Sam Smyth awarded costs in Lowry defamation case
6 October 2011
The Circuit Court in Ireland has granted journalist and broadcaster Sam Smyth legal costs against Deputy Michael Lowry following the NUJ member's successful defence of a defamation action against him.
The NUJ has welcomed the decision. Séamus Dooley, Irish Secretary, said it was a source of satisfaction and relief to Mr Smyth and was a striking demonstration of the effectiveness of the new Defamation Act.
Michael Lowry had sought the declaration under the 2009 Defamation Act, which allows for a legal shortcut by way of summary judgment on the contention that Sam Smyth had no possible defence to the claim.
Sam Smyth stood over comments in the Irish Independent and on TV3, arguing in court they were true and based on his honest opinion and constituted fair and reasonable publication in matters of public interest.
The case centres on comments concerning the McCracken and Moriarty tribunals and their inquiries into matters relating to Michael Lowry's finances. Michael Lowry had alleged that Sam Smyth made false and defamatory remarks about him.
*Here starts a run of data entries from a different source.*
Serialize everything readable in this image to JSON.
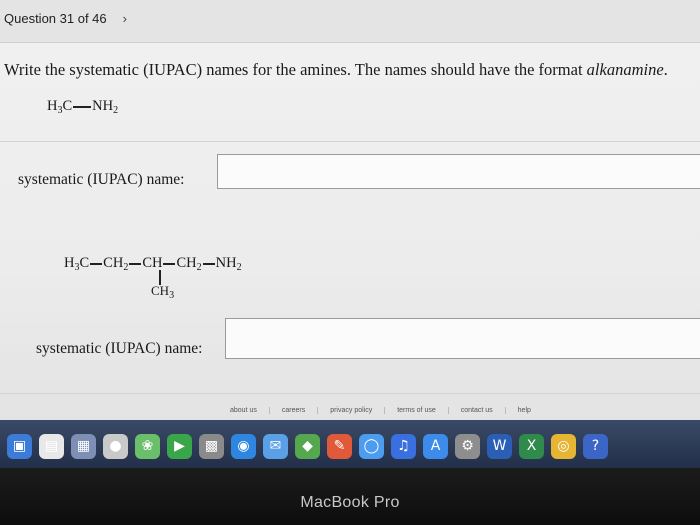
{
  "navigation": {
    "question_counter": "Question 31 of 46",
    "next_chevron": "›"
  },
  "question": {
    "prompt_lead": "Write the systematic (IUPAC) names for the amines. The names should have the format ",
    "prompt_format": "alkanamine",
    "prompt_end": "."
  },
  "item1": {
    "formula": {
      "a": "H",
      "a_sub": "3",
      "b": "C",
      "c": "NH",
      "c_sub": "2"
    },
    "label": "systematic (IUPAC) name:",
    "answer_value": ""
  },
  "item2": {
    "formula": {
      "p1": "H",
      "p1_sub": "3",
      "p2": "C",
      "p3": "CH",
      "p3_sub": "2",
      "p4": "CH",
      "p5": "CH",
      "p5_sub": "2",
      "p6": "NH",
      "p6_sub": "2",
      "branch": "CH",
      "branch_sub": "3"
    },
    "label": "systematic (IUPAC) name:",
    "answer_value": ""
  },
  "footer": {
    "links": [
      "about us",
      "careers",
      "privacy policy",
      "terms of use",
      "contact us",
      "help"
    ]
  },
  "dock": {
    "icons": [
      {
        "name": "finder-icon",
        "glyph": "▣",
        "color": "#3d7bd9"
      },
      {
        "name": "notes-icon",
        "glyph": "▤",
        "color": "#e8e8e8"
      },
      {
        "name": "calendar-icon",
        "glyph": "▦",
        "color": "#7d8fb5"
      },
      {
        "name": "launchpad-icon",
        "glyph": "●",
        "color": "#c9c9c9"
      },
      {
        "name": "photos-icon",
        "glyph": "❀",
        "color": "#6bbf6b"
      },
      {
        "name": "facetime-icon",
        "glyph": "▶",
        "color": "#3aa64a"
      },
      {
        "name": "grid-icon",
        "glyph": "▩",
        "color": "#8a8a8a"
      },
      {
        "name": "safari-icon",
        "glyph": "◉",
        "color": "#2f86e0"
      },
      {
        "name": "mail-icon",
        "glyph": "✉",
        "color": "#5aa0e6"
      },
      {
        "name": "maps-icon",
        "glyph": "◆",
        "color": "#55a84d"
      },
      {
        "name": "pin-icon",
        "glyph": "✎",
        "color": "#e05a3a"
      },
      {
        "name": "messages-icon",
        "glyph": "◯",
        "color": "#4c9cf0"
      },
      {
        "name": "music-icon",
        "glyph": "♫",
        "color": "#3a6fe0"
      },
      {
        "name": "appstore-icon",
        "glyph": "A",
        "color": "#3d8bea"
      },
      {
        "name": "settings-icon",
        "glyph": "⚙",
        "color": "#8e8e8e"
      },
      {
        "name": "word-icon",
        "glyph": "W",
        "color": "#2b5fb5"
      },
      {
        "name": "excel-icon",
        "glyph": "X",
        "color": "#2f8a4c"
      },
      {
        "name": "chrome-icon",
        "glyph": "◎",
        "color": "#e5b533"
      },
      {
        "name": "help-icon",
        "glyph": "?",
        "color": "#3b66c7"
      }
    ]
  },
  "laptop": {
    "brand_label": "MacBook Pro"
  }
}
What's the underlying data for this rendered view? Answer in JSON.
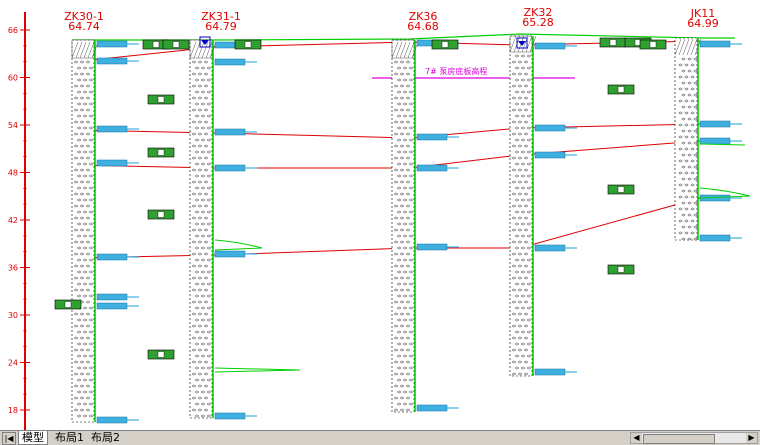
{
  "axis": {
    "ticks": [
      "66",
      "60",
      "54",
      "48",
      "42",
      "36",
      "30",
      "24",
      "18"
    ],
    "tick_values": [
      66,
      60,
      54,
      48,
      42,
      36,
      30,
      24,
      18
    ]
  },
  "boreholes": [
    {
      "id": "ZK30-1",
      "elev": "64.74"
    },
    {
      "id": "ZK31-1",
      "elev": "64.79"
    },
    {
      "id": "ZK36",
      "elev": "64.68"
    },
    {
      "id": "ZK32",
      "elev": "65.28"
    },
    {
      "id": "JK11",
      "elev": "64.99"
    }
  ],
  "annotation": {
    "text": "7# 泵房底板高程"
  },
  "tabs": {
    "model": "模型",
    "layout1": "布局1",
    "layout2": "布局2"
  },
  "colors": {
    "axis": "#e00000",
    "layer_line": "#e00000",
    "borehole": "#00c000",
    "magenta": "#e000e0",
    "label": "#00a0ff"
  }
}
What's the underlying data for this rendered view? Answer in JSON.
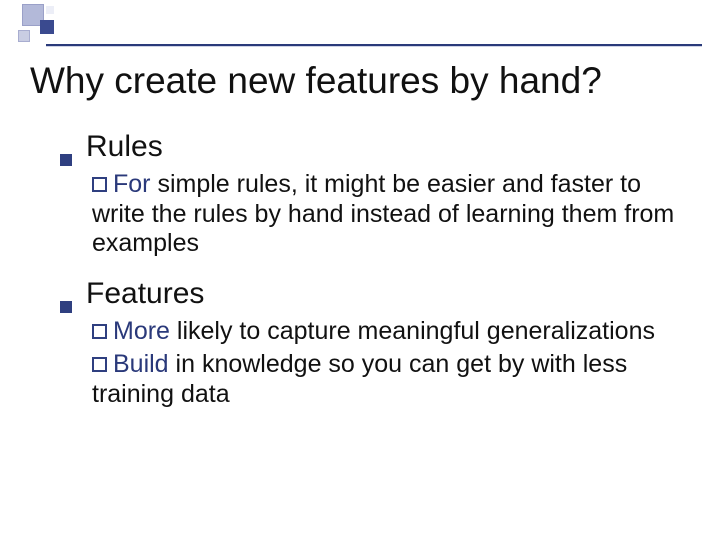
{
  "title": "Why create new features by hand?",
  "items": [
    {
      "label": "Rules",
      "sub": [
        {
          "lead": "For",
          "rest": " simple rules, it might be easier and faster to write the rules by hand instead of learning them from examples"
        }
      ]
    },
    {
      "label": "Features",
      "sub": [
        {
          "lead": "More",
          "rest": " likely to capture meaningful generalizations"
        },
        {
          "lead": "Build",
          "rest": " in knowledge so you can get by with less training data"
        }
      ]
    }
  ]
}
Last December, Judge Heneghan ruled that Michael Lowry had not established that Mr Smyth had no defence to the allegations of defamation. Her January decision has been appealed to the High Court. Today, Judge Heneghan granted costs to Sam Smyth and refused a stay on her order pending the High Court case.
Séamus Dooley said:
"The decision of Mr Lowry to use the provisions of the Defamation Act to sue Sam Smyth as an individual journalist was a major source of worry to Mr Smyth. Using the defences open to him, Sam Smyth was able to defend his professional reputation as a journalist of integrity.
"The Independent Newspaper chapel joins with me in welcoming the decision of the court. I hope this decision will give other people who seek to inhibit investigative journalism through use of the Defamation Act pause for thought."
Barry McCall, NUJ Vice President, described Sam Smyth as being "among the longest serving investigative journalists in Ireland.
"His steadfast refusal to be cowed by Michael Lowry – or other people with power and influence - is an example to all journalists. This weekend, the NUJ in Ireland hosts a seminar entitled 'Media Matters: Serving the Public Interest' and this judgment will provide a context to our deliberations."